Through AJP, Tennessee settled on a Mitsubishi video board and partnered with ANC Sports, which served as the on-site project supervisor.
ANC began work on June 17, and the new board became fully functional Tuesday. The process - which involved removing the previous JumboTron and installing the new one - was seamless, Early said.
"They have come in a blink of an eye, and it's been like changing a lightbulb for them," Early said. "They've been unbelievable."
They've also had practice.
ANC installed video boards in the new Yankee Stadium and Cowboys Stadium, among countless other professional sports projects. The Cowboys Stadium project alone involved nearly 25,000-square feet of "digital space," Fuller said, about five times more than Tennessee's new video screen.
PAYING THE BILL
The Vol Network and IMG College supplied $4.5 million in up-front funds for the new video board in exchange for a five-year extension of their current contract, which now runs through 2022.
Initially, UT hoped that sum would cover the majority of costs involved with the new board. And although final figures haven't come in yet, Fuller estimates the total cost for the project will be about $4.1 million.
"We're pretty fortunate to have a partner like IMG as well to help us," Fuller said. "From a university perspective, I think it's important for the university to know that we didn't go out and fund $4.5 million for what some folks may view as a luxury."
For Tennessee, though, it's anything but.
IMG College pays a guaranteed sum to UT in exchange for the right to sell advertising space on the video board and LED fascia inside the stadium (and shares any additional revenue with UT after it reaches an agreed-upon threshold). A non-functioning video board means lost ad revenue for IMG.
But that's a secondary concern to the fan experience. Without a video board, fans wouldn't be able to see replays or have the option to follow live action on the video board.
"The fans have an expectation," Early said. "If you can't deliver that expectation, you've only got a handful of opportunities to deliver the experience they've come to expect. You've got all these replays and all this video, all this content that you're bringing to the game experience, if that's gone, it's a significant difference in the whole three- to four-hour experience."
When kickoff arrives in barely more than two weeks, fans will be treated to a new video board that is significantly bigger - and with a sharper picture - than the one they saw a year ago.
"In a lot of cases, the content will be similar, it's just going to look so much better and in some cases, so much bigger," says Barry Rice, UT's video coordinator. "We are privileged beyond belief to have this. I hope the fans enjoy it, and I think they will."
Even with advertising visible on the screen, which will serve as the default configuration on game day, the new board will provide 600 more square feet of video area than its predecessor.
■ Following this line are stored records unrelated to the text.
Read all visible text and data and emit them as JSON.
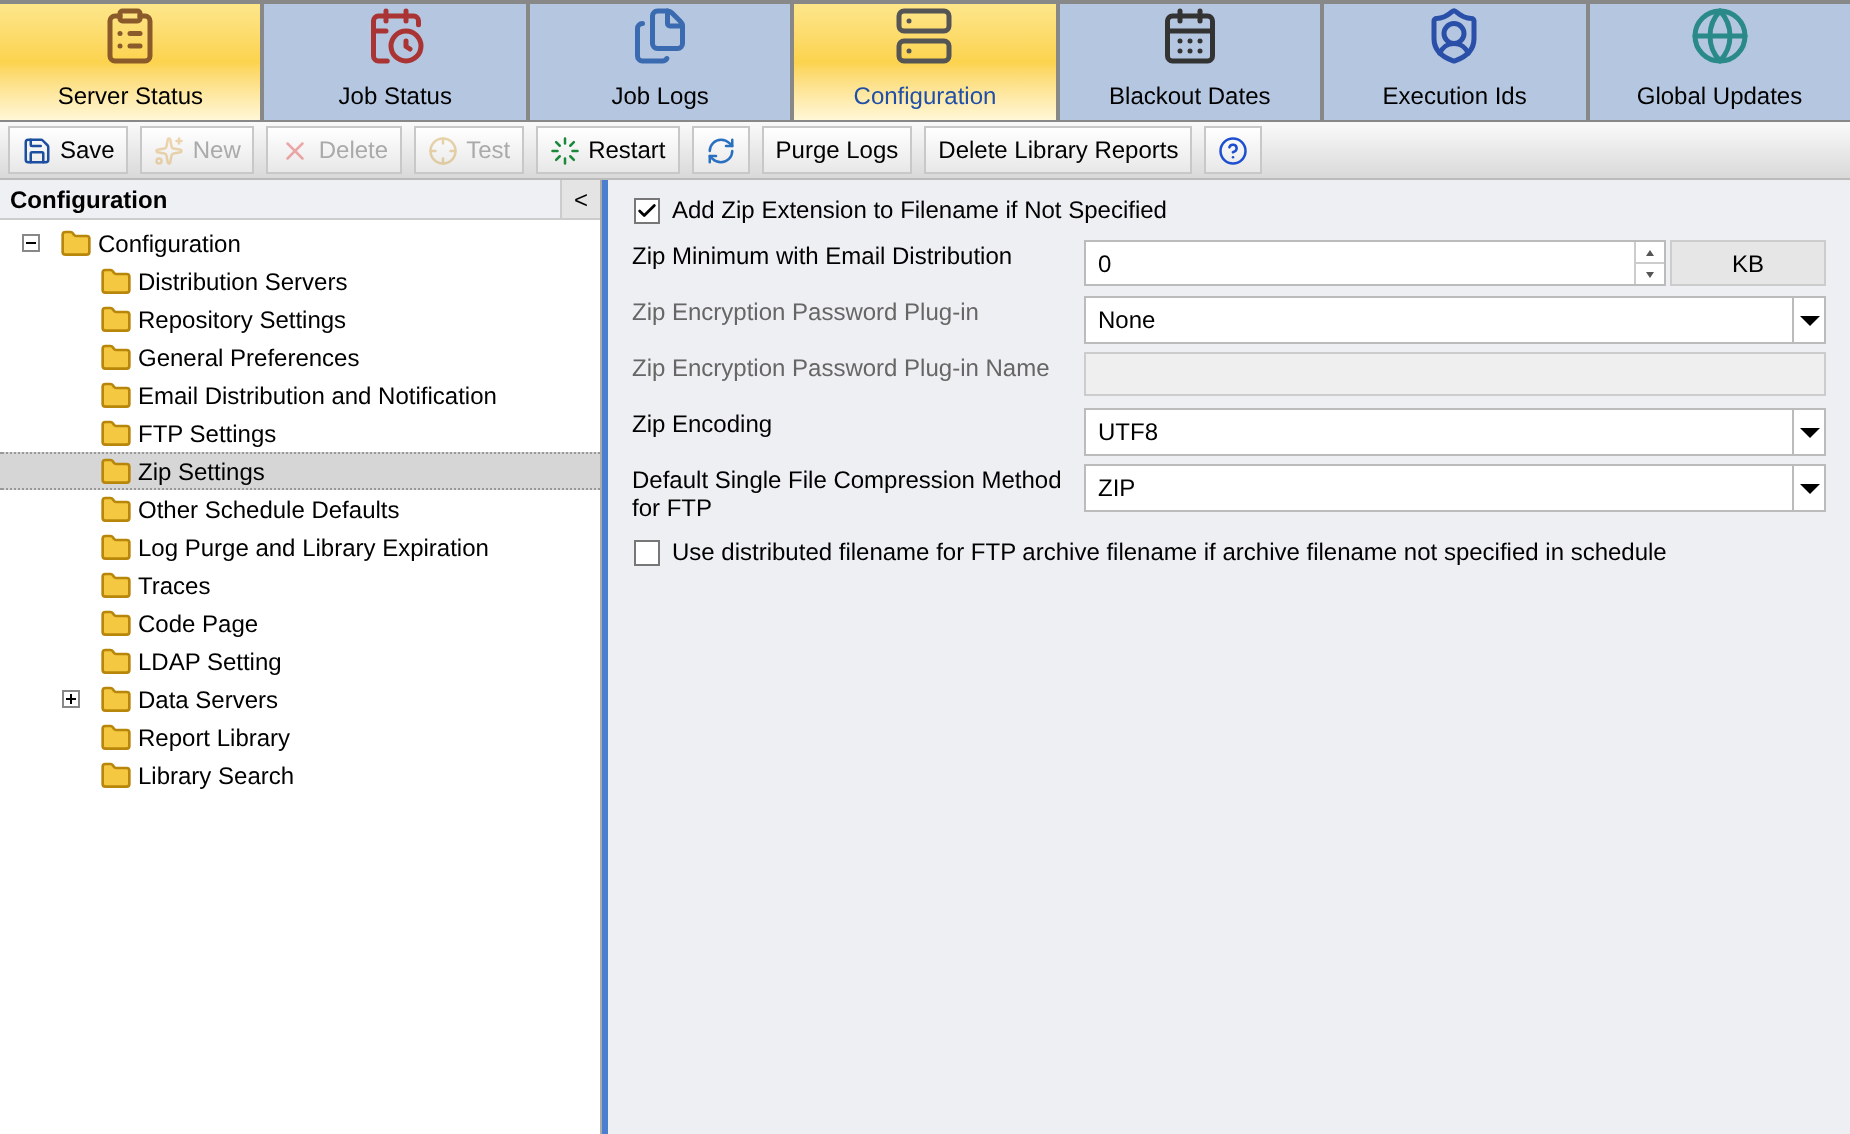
{
  "tabs": [
    {
      "label": "Server Status",
      "selected": false,
      "highlight": true
    },
    {
      "label": "Job Status",
      "selected": false,
      "highlight": false
    },
    {
      "label": "Job Logs",
      "selected": false,
      "highlight": false
    },
    {
      "label": "Configuration",
      "selected": true,
      "highlight": true
    },
    {
      "label": "Blackout Dates",
      "selected": false,
      "highlight": false
    },
    {
      "label": "Execution Ids",
      "selected": false,
      "highlight": false
    },
    {
      "label": "Global Updates",
      "selected": false,
      "highlight": false
    }
  ],
  "toolbar": [
    {
      "kind": "button",
      "label": "Save",
      "disabled": false
    },
    {
      "kind": "button",
      "label": "New",
      "disabled": true
    },
    {
      "kind": "button",
      "label": "Delete",
      "disabled": true
    },
    {
      "kind": "button",
      "label": "Test",
      "disabled": true
    },
    {
      "kind": "button",
      "label": "Restart",
      "disabled": false
    },
    {
      "kind": "icon",
      "disabled": false
    },
    {
      "kind": "button",
      "label": "Purge Logs",
      "disabled": false
    },
    {
      "kind": "button",
      "label": "Delete Library Reports",
      "disabled": false
    },
    {
      "kind": "icon",
      "disabled": false
    }
  ],
  "sidebar": {
    "title": "Configuration",
    "collapse": "<",
    "tree": [
      {
        "label": "Configuration",
        "expanded": true,
        "selected": false,
        "children": [
          {
            "label": "Distribution Servers",
            "selected": false
          },
          {
            "label": "Repository Settings",
            "selected": false
          },
          {
            "label": "General Preferences",
            "selected": false
          },
          {
            "label": "Email Distribution and Notification",
            "selected": false
          },
          {
            "label": "FTP Settings",
            "selected": false
          },
          {
            "label": "Zip Settings",
            "selected": true
          },
          {
            "label": "Other Schedule Defaults",
            "selected": false
          },
          {
            "label": "Log Purge and Library Expiration",
            "selected": false
          },
          {
            "label": "Traces",
            "selected": false
          },
          {
            "label": "Code Page",
            "selected": false
          },
          {
            "label": "LDAP Setting",
            "selected": false
          },
          {
            "label": "Data Servers",
            "selected": false,
            "expanded": false,
            "expandable": true
          },
          {
            "label": "Report Library",
            "selected": false
          },
          {
            "label": "Library Search",
            "selected": false
          }
        ]
      }
    ]
  },
  "form": [
    {
      "kind": "checkbox",
      "label": "Add Zip Extension to Filename if Not Specified",
      "checked": true
    },
    {
      "kind": "spinner",
      "label": "Zip Minimum with Email Distribution",
      "value": "0",
      "unit": "KB",
      "dimmed": false
    },
    {
      "kind": "select",
      "label": "Zip Encryption Password Plug-in",
      "value": "None",
      "dimmed": true
    },
    {
      "kind": "text",
      "label": "Zip Encryption Password Plug-in Name",
      "dimmed": true,
      "disabled": true
    },
    {
      "kind": "select",
      "label": "Zip Encoding",
      "value": "UTF8",
      "dimmed": false
    },
    {
      "kind": "select",
      "label": "Default Single File Compression Method for FTP",
      "value": "ZIP",
      "dimmed": false
    },
    {
      "kind": "checkbox",
      "label": "Use distributed filename for FTP archive filename if archive filename not specified in schedule",
      "checked": false
    }
  ]
}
That's an increase of nearly 45 percent in the viewing area.
And at certain moments UT will devote the entire 4,580- square foot viewing area to show video. A new real-time stats feed from the press box and luxury suites is also available for use on the video screen as well.
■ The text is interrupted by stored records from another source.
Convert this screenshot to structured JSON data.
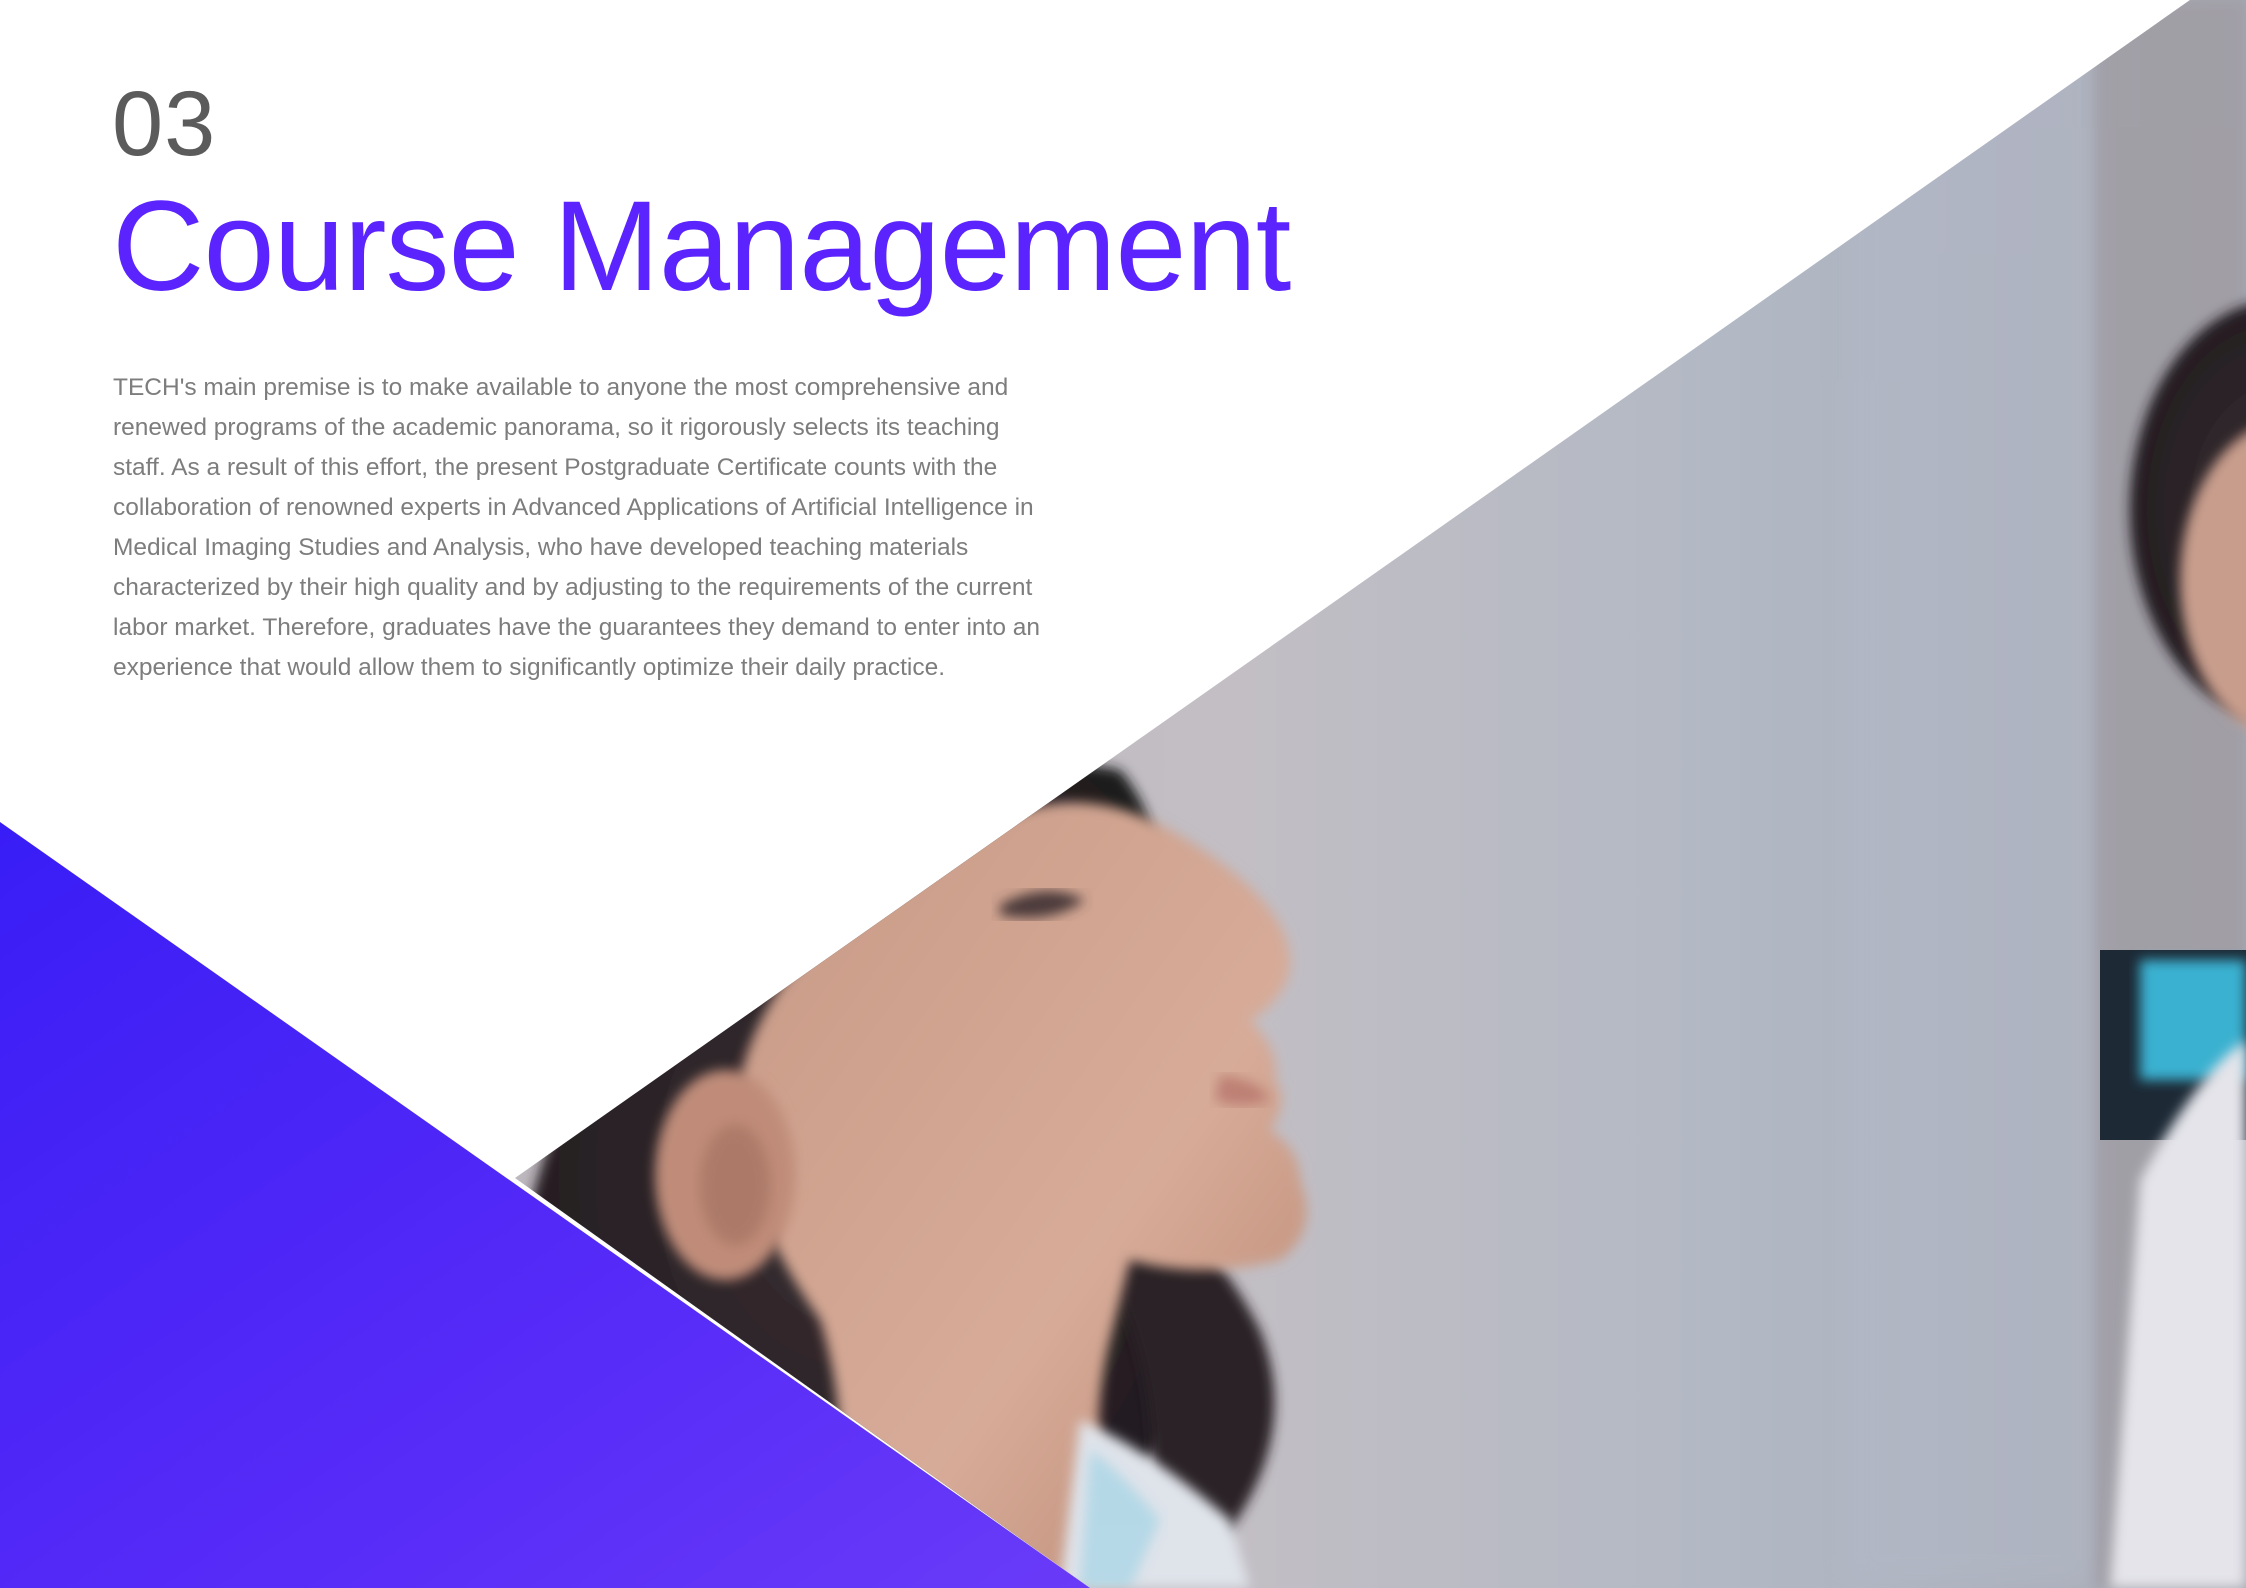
{
  "section": {
    "number": "03",
    "title": "Course Management"
  },
  "body": {
    "paragraph": "TECH's main premise is to make available to anyone the most comprehensive and renewed programs of the academic panorama, so it rigorously selects its teaching staff. As a result of this effort, the present Postgraduate Certificate counts with the collaboration of renowned experts in Advanced Applications of Artificial Intelligence in Medical Imaging Studies and Analysis, who have developed teaching materials characterized by their high quality and by adjusting to the requirements of the current labor market. Therefore, graduates have the guarantees they demand to enter into an experience that would allow them to significantly optimize their daily practice."
  },
  "colors": {
    "accent": "#5b24ff",
    "number": "#5b5b5b",
    "body_text": "#7d7d7d",
    "triangle_start": "#2a0cf5",
    "triangle_end": "#5e2cf8"
  },
  "images": {
    "hero": "woman-looking-up-photo"
  }
}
With the impressive video quality and size of the new board, Early wants to make sure that the video presentation complements the game for fans in the seats and doesn't overshadow it. And as the season progresses, more features will be incorporated into the gameday presentation.
"I think our initial game or two is going to be a walk-before-you-run type deal," Fuller said. "Our first couple games with the ribbon boards were pretty vanilla, then we started feeding out of town scores to it and figuring out what we had. It will be sort of the same maturation process with this.
"But the capabilities are almost limitless in terms of what you can do."
Reach Drew Edwards at firstname.lastname@example.org.